Joe Regalia continues to spend more time with ChatGPT than he does any human (aside from his wife). Earlier this year, he published two short articles with the Nevada Lawyer exploring how generative AI may change legal education in the coming years. He is hard at work on three law review articles slated to publish in Spring 2024. From Briefs to Bytes explores the many ways that generative AI is already being used by practitioners in their writing and everyday practice, with tips for ethically and effectively navigating this new technology. The GAI Law Review explores ways that generative AI is opening up new possibilities for legal scholarship, including empirical and other legal academic work. And Should GAI be Required Reading for Lawyers? explores not just ethical competency issues surrounding generative AI, but also the aspirational skills practitioners and law students should be aiming for in this area. Joe is excited about his upcoming book with Aspen: Level Up Your Legal Writing—scheduled to debut in Fall 2024. Level Up encourages law students to holistically weave technology and process improvement into their legal writing, sharing hundreds of examples and models along the way. He enjoyed giving presentations at AALS, William & Mary, and the LWI one-day workshop on December 2. Joe also keeps busy with his work as an advisor to the eLearning company he co-founded, Write.law—along with leading technology and legal writing workshops for federal agencies, law firms, in-house teams, state bars, federal and state courts, nonprofits, legal aid organizations, and other groups.

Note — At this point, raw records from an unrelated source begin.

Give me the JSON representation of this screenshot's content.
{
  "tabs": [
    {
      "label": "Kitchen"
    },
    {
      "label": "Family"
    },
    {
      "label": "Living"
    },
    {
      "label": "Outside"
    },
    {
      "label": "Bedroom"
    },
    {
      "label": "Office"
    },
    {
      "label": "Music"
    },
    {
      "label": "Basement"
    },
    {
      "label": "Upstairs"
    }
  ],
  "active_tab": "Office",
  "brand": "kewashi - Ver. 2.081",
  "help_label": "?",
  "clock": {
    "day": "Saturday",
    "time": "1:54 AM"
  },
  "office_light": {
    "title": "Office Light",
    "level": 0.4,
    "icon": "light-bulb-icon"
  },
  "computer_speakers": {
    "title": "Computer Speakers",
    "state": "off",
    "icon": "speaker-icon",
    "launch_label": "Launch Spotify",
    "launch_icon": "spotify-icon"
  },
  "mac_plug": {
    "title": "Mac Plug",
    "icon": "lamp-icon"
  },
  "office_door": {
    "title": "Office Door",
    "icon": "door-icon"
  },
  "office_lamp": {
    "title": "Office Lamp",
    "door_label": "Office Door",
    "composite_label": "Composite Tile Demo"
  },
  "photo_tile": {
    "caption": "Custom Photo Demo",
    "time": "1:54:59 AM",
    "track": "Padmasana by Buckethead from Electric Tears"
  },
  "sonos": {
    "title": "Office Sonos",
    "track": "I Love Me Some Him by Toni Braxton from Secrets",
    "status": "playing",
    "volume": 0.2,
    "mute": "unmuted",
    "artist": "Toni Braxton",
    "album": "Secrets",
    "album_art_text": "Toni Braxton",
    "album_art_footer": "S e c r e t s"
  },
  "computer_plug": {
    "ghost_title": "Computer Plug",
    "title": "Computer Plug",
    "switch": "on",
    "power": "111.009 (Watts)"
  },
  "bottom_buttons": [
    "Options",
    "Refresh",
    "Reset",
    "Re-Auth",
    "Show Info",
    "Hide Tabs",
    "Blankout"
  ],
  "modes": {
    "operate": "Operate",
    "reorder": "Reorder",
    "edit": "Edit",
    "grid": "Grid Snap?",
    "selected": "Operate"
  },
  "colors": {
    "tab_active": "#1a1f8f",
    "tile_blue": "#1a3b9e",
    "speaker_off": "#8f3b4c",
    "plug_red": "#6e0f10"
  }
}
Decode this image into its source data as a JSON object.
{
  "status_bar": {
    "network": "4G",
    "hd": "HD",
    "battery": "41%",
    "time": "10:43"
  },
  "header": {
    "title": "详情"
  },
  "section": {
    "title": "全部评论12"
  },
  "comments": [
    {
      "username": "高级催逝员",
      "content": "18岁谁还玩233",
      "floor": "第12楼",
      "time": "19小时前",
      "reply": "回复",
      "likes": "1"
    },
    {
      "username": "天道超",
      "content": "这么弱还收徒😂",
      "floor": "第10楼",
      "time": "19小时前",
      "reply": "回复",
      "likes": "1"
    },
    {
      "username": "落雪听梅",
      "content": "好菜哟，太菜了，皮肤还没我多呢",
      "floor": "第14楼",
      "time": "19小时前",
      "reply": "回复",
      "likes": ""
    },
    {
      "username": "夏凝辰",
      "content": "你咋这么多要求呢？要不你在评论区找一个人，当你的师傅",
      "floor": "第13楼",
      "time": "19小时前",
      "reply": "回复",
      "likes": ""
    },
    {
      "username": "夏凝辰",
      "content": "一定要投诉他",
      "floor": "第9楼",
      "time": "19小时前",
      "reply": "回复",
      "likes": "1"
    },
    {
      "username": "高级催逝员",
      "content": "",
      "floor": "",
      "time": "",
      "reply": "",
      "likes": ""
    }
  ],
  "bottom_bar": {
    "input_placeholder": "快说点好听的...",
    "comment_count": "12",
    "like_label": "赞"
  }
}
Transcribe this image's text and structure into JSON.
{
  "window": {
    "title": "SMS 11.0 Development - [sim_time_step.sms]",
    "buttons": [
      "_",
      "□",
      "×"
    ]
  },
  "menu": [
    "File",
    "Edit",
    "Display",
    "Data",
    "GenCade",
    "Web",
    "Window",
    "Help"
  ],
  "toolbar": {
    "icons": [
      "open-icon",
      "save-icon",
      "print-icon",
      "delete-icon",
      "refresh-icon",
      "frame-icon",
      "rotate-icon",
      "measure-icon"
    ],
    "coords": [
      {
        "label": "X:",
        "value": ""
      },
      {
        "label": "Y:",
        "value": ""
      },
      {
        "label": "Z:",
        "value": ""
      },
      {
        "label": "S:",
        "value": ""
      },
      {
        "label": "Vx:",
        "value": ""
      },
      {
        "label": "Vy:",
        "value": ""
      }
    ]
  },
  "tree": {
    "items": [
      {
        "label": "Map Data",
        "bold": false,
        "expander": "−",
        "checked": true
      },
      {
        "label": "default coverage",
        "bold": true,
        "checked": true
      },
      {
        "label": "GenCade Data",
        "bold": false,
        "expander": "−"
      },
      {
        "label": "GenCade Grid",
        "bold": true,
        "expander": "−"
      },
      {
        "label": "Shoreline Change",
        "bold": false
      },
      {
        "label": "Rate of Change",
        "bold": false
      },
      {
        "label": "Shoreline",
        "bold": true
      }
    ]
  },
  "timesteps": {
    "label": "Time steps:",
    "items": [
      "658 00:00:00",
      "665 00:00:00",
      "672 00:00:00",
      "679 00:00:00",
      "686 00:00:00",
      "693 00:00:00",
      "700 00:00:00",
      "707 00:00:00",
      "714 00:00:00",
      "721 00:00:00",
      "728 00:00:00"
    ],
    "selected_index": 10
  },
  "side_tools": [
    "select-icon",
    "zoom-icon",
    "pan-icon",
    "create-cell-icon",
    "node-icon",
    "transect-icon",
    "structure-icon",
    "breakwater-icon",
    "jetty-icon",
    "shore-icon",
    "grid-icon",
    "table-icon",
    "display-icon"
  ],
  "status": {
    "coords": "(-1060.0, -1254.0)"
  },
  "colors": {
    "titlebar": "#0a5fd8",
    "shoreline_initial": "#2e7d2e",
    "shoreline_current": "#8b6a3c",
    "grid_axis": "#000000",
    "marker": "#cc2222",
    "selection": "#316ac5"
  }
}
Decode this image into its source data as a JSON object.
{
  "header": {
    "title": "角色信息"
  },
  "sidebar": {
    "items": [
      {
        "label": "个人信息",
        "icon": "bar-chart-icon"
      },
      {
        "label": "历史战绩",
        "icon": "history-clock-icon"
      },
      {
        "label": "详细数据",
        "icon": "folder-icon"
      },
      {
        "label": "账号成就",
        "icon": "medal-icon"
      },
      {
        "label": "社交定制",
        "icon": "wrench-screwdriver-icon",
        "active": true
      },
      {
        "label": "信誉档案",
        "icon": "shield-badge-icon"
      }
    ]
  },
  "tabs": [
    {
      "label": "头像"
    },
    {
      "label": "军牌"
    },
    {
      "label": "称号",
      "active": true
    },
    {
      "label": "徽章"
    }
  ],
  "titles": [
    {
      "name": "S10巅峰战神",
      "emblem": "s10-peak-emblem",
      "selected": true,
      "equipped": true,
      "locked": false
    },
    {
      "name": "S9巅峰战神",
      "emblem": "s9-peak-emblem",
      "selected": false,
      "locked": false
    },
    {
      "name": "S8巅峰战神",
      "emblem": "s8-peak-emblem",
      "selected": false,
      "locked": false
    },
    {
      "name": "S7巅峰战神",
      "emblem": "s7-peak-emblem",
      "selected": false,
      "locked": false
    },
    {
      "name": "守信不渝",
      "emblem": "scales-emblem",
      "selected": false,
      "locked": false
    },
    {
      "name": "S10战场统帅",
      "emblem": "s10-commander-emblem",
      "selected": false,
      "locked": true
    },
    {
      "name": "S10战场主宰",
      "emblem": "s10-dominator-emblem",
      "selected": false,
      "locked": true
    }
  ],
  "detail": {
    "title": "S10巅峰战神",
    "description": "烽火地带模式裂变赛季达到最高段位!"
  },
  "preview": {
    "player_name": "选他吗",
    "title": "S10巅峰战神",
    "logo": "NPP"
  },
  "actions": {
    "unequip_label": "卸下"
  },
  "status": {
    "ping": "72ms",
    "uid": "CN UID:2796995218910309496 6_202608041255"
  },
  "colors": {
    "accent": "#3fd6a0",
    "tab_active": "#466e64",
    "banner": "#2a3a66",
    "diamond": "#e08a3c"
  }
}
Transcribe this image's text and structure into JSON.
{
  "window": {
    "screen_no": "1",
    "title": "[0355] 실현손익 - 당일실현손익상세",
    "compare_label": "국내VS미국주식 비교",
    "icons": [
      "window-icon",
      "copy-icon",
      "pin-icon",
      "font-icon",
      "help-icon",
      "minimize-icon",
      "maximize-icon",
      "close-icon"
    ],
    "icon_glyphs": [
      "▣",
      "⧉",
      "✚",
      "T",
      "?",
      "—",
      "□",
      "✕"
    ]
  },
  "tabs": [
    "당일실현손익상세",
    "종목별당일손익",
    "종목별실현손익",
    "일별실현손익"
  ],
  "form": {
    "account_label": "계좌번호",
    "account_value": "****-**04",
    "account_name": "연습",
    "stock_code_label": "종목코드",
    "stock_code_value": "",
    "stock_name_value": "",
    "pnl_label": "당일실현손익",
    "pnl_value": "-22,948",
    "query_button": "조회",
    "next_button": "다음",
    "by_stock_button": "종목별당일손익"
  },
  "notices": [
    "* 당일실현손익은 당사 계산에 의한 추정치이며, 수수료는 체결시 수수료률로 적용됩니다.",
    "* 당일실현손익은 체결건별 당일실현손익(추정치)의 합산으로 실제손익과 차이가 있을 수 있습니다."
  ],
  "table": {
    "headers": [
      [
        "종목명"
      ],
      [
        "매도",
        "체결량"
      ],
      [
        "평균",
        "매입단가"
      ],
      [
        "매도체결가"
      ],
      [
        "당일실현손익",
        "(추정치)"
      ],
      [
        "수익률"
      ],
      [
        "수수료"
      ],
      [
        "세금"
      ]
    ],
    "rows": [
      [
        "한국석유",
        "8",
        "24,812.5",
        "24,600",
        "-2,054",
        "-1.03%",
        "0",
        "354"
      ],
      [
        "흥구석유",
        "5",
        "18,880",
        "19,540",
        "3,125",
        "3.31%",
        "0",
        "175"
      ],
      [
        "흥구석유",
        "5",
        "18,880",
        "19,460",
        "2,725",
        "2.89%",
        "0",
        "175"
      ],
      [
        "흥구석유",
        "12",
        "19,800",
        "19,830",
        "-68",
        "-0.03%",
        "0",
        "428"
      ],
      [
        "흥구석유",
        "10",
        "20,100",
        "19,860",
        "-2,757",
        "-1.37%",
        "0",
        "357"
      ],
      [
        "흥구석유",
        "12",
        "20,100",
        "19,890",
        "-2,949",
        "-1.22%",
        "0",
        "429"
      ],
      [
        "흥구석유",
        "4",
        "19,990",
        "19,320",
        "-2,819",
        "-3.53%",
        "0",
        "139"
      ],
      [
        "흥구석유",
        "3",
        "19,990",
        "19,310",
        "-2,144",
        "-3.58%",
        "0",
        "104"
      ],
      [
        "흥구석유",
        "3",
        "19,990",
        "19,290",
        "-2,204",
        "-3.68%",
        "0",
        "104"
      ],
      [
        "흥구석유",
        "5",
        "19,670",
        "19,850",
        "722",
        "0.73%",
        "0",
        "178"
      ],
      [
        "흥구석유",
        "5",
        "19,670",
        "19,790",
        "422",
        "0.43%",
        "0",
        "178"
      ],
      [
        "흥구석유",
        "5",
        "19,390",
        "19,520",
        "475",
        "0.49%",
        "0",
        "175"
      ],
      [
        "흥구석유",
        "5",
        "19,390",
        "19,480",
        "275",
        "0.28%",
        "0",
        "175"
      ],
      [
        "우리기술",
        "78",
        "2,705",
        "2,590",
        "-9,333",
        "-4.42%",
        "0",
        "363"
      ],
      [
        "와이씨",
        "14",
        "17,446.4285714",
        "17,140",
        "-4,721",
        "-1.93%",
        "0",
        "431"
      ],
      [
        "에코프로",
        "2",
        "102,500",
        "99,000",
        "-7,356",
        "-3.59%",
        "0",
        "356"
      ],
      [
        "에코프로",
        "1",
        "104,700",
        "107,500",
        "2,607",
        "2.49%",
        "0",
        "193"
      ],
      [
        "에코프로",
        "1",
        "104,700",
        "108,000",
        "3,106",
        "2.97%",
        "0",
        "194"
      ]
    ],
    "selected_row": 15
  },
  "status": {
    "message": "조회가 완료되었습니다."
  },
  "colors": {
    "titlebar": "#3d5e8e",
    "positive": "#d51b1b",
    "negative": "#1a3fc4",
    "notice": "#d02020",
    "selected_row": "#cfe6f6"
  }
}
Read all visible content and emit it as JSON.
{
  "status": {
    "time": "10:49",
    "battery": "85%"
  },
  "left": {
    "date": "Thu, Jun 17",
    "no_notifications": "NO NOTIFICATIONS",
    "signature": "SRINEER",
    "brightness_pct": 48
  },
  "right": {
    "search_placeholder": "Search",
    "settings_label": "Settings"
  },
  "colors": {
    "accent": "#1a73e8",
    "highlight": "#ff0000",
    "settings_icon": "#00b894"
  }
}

Professor Mary Beth Beazley


Mary Beth Beazley, Professor of Law

In January and May, Mary Beth Beazley celebrated getting her grades in – just at the wire, as always. In 2022, she celebrated the publication of the sixth edition of A Practical Guide to Appellate Advocacy, though that made her feel a little bit old. She’s currently surveying legal writing faculty for an upcoming article on law faculty voting rights.


Mary Beth has made several presentations over the past year, many for the National Judicial College (whose faculty she joined in 2018). She has spoken to law clerks and appellate judges in three state capitals: Carson City in December of ’22, Lincoln in April of ’23, and Indianapolis in November of ’23. She also served as a faculty member in the Judicial College’s course on judicial writing in both April and September. Also in September, she presented “The Cynic’s Guide to Legal Writing” in Baltimore to attorneys who work for the Association of Flight Attendants. Last fall, Mary Beth did an Aspen Authors presentation on how she uses formulas in the teaching of legal writing. It’s available on YouTube, and she reports that is has even received some downloads.


In December, Mary Beth spoke on Opinion Design as a panelist at the first annual Judicial Writing “Showcase of Ideas,” sponsored by Thomas R. Kline Center for Judicial Education at the Thomas R. Kline School of Law of Duquesne University. Finally, Mary Beth, Kathy Stanchi, and Nantiya Ruan were co-presenters at the LWI one-day workshop on December 1.